That feeling played out the first six months. I loved the atmosphere. I loved the customers. I loved the people I worked with. I thought, “This is where I’m going to retire.” I worked retail jobs for a long time, and it just felt like something really special.
About two months in, I came to work and corporate was there, and they said, “You have a new manager.” I really liked the new manager, but the whole atmosphere of the store started to change slowly after BC Partners bought PetSmart. Within a year, it was really different.
Job positions started to disappear. They used to have a dedicated pet care person, and suddenly that person was eliminated. Everybody was having to do a whole lot more. It didn’t seem smart, especially when you’re working with live animals. It just leads to a lot of neglect. Not out of any kind of incompetence—there’s just not time to get the jobs done. If you don’t have enough staff in the groom salon to hold a dog that’s bitey or clawing or wiggling around, you risk nicking the dog, you risk being bitten, you risk the dog getting off its slip lead and attacking another dog.
The animals that the store sells, you don’t have time to properly take care of them. They also cut closing from two hours to 30 minutes, meaning you don’t close the animal sales until 30 minutes before the store closes, and then you’ve only got 30 minutes to take care of all these animals that are for sale in the store. That made people feel obligated to work so much harder for so much less money. They were just cutting corners. (In a statement, PetSmart said, “While we are unable to provide specific details related to an associate’s termination, we can confirm that Mr. Allen’s termination was unrelated to his Facebook activity.”)
Then, when the pandemic hit, we walked in one day and they said, “You’re gonna be furloughed. You may or may not be hired back. But during the time that you’re furloughed, you can’t do any animal-related work or you’re subject to not being rehired.”
During the furlough, I started a Facebook group that had about 700 members. It was all employees who were furloughed, laid off, or terminated due to Covid, and just helping them figure out what to do because we got no cooperation and no information from HR.

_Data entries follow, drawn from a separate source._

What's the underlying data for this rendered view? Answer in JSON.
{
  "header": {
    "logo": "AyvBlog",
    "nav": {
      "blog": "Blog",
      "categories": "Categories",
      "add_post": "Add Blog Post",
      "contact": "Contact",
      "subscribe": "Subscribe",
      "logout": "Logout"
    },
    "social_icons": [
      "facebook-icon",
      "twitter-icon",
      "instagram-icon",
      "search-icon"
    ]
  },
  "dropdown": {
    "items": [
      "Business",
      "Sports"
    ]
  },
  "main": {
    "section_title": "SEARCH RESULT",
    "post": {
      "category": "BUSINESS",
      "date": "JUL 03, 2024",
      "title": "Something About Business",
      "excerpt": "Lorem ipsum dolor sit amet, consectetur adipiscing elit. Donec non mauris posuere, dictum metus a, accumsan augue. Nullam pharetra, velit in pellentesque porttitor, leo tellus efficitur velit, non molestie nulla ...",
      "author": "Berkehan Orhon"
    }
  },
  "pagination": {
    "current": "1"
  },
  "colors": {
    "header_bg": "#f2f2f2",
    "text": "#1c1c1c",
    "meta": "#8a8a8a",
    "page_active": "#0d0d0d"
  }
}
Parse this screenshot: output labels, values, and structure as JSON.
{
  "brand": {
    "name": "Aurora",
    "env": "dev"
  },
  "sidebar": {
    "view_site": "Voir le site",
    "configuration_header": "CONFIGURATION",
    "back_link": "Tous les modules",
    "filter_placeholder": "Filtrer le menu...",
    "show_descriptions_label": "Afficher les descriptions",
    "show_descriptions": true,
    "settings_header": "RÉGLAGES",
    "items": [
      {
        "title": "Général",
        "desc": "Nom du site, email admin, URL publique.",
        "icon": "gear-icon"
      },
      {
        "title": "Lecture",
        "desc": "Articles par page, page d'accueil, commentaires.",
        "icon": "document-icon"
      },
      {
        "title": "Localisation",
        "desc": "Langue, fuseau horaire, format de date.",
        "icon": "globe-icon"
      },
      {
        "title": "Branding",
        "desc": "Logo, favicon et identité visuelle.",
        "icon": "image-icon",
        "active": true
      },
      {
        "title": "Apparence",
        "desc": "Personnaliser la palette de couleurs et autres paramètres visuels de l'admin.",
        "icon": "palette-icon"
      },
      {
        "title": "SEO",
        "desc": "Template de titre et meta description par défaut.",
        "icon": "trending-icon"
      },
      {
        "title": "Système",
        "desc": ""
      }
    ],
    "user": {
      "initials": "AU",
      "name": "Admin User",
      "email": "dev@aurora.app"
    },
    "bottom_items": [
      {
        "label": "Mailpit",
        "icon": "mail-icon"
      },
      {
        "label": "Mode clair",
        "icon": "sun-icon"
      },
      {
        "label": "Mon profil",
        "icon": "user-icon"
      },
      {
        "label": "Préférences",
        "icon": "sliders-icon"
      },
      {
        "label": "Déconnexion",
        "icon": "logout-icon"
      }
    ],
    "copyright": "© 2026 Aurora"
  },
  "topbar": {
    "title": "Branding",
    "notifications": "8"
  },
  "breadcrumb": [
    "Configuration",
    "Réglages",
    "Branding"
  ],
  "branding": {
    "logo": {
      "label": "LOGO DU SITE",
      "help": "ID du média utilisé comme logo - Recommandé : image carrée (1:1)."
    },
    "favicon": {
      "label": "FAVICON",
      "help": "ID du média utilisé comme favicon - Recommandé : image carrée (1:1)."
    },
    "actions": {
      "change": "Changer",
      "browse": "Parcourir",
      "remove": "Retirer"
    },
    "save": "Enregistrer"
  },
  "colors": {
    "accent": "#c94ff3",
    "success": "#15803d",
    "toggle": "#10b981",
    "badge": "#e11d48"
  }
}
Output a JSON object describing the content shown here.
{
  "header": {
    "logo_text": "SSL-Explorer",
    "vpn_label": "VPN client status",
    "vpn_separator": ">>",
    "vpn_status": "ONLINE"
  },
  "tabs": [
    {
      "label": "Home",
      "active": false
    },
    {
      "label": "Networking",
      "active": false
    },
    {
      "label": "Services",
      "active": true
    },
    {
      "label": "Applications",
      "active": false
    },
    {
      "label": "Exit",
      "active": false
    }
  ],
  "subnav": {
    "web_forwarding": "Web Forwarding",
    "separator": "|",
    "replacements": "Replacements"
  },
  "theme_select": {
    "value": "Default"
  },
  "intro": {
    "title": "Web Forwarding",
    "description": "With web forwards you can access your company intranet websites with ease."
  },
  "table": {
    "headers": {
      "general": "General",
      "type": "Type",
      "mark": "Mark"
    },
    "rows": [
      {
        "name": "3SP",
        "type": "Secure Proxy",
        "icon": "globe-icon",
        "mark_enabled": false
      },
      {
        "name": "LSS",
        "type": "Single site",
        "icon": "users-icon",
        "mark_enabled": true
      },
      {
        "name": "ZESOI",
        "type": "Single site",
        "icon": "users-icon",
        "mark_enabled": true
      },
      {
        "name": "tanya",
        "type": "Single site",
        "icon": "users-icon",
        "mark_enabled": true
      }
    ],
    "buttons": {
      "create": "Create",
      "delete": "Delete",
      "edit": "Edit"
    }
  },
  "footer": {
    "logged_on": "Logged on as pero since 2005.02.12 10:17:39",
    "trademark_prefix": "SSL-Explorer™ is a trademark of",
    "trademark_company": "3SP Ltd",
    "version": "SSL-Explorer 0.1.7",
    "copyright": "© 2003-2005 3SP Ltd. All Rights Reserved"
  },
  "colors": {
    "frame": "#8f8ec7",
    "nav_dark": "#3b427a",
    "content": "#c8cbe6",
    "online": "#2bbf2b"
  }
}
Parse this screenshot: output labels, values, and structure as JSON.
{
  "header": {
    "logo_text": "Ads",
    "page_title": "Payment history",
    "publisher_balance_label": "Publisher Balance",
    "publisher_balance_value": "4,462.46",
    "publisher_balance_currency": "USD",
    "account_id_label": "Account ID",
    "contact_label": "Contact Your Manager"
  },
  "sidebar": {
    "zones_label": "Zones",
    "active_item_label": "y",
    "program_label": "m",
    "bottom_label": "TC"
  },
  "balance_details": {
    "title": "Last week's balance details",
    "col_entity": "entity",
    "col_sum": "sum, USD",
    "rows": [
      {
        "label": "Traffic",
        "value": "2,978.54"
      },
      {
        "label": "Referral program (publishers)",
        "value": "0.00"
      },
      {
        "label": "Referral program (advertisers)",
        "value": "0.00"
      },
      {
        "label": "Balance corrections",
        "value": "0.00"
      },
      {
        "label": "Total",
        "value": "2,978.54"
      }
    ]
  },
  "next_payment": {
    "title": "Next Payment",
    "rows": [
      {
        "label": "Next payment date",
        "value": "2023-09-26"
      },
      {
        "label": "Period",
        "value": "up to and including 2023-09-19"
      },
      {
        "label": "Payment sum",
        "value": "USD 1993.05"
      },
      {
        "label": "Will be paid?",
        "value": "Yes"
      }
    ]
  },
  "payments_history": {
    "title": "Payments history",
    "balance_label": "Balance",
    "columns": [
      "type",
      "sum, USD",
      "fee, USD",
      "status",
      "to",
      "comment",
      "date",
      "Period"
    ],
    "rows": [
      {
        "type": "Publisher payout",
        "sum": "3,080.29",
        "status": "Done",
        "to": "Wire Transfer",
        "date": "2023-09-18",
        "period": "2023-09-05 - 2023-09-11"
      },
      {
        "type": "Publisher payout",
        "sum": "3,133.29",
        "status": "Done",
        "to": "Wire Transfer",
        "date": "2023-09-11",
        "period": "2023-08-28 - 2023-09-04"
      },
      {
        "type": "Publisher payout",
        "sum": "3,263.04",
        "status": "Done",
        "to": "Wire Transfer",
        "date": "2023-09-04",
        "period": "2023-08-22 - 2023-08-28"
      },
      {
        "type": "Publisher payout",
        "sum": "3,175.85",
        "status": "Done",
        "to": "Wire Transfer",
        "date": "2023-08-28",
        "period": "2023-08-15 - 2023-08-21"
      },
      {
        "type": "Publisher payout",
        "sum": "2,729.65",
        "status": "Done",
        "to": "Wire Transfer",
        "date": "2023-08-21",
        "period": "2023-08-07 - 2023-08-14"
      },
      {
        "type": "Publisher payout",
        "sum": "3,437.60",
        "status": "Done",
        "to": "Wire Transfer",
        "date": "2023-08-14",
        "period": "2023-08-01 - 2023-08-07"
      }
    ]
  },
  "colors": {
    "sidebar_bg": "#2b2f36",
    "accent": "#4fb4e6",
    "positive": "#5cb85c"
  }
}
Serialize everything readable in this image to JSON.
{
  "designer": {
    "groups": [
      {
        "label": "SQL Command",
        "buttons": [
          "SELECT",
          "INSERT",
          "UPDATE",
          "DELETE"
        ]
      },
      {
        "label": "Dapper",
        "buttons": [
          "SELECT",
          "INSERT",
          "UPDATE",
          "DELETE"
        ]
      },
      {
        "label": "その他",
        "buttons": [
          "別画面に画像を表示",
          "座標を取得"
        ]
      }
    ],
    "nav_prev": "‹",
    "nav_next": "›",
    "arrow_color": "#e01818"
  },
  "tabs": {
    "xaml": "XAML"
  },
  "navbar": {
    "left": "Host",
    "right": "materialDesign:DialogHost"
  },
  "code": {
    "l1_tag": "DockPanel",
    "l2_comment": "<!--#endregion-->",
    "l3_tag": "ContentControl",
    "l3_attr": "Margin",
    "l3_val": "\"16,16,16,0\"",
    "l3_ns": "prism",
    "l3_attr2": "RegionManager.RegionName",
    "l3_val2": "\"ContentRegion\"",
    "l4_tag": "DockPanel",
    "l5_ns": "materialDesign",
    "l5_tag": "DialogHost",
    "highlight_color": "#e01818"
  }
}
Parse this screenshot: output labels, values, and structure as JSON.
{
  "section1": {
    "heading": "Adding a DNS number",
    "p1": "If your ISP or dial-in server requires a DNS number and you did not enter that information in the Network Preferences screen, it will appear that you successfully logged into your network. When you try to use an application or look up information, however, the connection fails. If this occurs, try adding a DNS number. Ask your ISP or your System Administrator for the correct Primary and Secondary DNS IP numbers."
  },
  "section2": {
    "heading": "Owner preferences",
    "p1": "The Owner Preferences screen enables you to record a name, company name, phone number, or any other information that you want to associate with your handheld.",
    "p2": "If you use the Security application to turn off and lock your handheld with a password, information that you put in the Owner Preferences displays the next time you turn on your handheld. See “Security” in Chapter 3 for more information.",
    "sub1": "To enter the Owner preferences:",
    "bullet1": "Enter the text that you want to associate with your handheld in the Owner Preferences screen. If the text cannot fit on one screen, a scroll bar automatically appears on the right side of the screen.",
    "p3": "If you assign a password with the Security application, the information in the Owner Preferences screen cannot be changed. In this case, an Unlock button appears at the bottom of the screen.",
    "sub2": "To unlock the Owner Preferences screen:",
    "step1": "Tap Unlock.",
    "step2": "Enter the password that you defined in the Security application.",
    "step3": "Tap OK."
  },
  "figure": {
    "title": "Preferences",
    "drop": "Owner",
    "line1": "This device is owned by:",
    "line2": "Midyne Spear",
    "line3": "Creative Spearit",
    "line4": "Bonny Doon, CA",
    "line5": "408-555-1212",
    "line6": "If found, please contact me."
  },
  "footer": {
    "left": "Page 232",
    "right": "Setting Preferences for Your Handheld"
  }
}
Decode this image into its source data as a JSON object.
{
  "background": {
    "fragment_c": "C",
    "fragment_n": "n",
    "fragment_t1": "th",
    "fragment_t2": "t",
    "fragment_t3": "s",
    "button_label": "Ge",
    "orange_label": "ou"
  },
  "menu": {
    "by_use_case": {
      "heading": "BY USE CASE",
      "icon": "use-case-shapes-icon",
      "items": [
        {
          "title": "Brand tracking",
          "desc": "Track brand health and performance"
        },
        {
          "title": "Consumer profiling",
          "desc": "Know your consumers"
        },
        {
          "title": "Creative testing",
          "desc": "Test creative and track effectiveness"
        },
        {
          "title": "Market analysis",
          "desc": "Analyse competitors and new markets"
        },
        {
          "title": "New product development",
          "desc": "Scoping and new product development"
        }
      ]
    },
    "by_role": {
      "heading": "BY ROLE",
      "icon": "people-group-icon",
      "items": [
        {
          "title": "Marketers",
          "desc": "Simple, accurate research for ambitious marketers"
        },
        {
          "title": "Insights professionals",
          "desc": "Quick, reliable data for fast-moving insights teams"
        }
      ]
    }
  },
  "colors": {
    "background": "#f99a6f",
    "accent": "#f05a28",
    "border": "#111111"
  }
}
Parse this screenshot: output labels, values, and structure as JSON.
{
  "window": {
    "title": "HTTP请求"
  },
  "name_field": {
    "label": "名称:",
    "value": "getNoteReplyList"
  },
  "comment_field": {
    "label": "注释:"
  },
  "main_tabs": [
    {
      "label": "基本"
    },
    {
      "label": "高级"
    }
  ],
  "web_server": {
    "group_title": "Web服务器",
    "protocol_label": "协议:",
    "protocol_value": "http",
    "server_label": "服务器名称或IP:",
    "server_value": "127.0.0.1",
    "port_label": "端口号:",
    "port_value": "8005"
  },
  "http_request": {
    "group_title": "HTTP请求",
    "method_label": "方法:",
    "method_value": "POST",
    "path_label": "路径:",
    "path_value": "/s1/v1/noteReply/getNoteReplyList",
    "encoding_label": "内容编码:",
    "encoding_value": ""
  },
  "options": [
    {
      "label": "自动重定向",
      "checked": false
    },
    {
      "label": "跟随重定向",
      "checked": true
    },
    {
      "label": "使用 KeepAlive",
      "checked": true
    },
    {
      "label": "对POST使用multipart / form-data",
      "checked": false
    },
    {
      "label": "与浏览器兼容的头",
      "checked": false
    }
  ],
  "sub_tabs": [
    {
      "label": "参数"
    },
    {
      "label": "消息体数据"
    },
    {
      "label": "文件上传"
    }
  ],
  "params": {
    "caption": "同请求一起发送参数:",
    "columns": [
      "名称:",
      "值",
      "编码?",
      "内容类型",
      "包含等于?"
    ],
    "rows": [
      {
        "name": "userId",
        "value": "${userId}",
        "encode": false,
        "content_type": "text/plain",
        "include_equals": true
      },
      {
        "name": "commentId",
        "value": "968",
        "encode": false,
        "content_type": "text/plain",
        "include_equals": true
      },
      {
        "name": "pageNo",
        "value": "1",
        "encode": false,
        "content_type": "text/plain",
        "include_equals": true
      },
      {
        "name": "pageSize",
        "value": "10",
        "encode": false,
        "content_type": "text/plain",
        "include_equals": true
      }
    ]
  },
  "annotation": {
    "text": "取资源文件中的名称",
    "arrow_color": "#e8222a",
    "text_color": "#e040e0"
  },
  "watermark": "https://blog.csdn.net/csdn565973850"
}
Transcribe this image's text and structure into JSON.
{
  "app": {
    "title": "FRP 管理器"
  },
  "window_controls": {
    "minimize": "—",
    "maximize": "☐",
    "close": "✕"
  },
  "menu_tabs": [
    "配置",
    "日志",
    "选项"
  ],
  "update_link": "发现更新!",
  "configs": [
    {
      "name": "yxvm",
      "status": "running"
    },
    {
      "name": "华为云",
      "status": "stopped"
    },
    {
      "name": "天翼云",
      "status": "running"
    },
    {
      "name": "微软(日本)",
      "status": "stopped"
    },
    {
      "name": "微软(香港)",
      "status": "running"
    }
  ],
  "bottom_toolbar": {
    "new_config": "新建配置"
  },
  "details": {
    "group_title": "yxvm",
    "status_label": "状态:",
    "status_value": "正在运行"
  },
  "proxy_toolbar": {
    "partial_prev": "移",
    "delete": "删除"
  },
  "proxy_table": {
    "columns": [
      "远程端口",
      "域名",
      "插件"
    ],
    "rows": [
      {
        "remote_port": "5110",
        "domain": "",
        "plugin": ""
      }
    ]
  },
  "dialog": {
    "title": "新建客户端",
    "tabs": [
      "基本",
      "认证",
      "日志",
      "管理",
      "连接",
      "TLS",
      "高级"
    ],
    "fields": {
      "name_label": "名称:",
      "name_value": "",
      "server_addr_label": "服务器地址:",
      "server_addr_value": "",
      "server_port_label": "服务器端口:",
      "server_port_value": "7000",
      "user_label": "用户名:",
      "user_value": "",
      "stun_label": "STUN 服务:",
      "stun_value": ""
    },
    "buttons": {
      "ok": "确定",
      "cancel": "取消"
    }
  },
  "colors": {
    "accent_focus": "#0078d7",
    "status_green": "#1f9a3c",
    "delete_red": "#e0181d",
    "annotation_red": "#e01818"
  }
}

They called us back from furlough in, I think, the last week of June. The first day I was there, they wanted to know about this Facebook group I’d started. They said, “That amounts to working off the clock, and you weren’t supposed to be working during furlough.”
I ended up getting terminated, and I felt like it was because of the work I was doing with the Facebook group. I don’t know why that was so threatening, but that was a big deal. They told me I had to disband the Facebook group, and I did say, “No, I’m not gonna do that.”
Still, it felt terrible. It was embarrassing because I was very close with the clientele. This is a small town. All people know is they go in there and I don’t work there anymore.
I had a sense after the discussion about the Facebook group that I probably had a target on my back, so I stopped at a Petco. I said I’ve been dog training a long time, and the lady that managed that store said, “Well, we’re hiring a trainer right now.” The night I was fired, I called that Petco and talked to the manager, and I was upfront with her about what had happened at PetSmart. She said, “I checked out your reviews online. You have a lot of really happy, really loyal customers. PetSmart’s loss is gonna be our gain.” I was teaching class at Petco the day after I was fired.
This story has been updated with comment from PetSmart.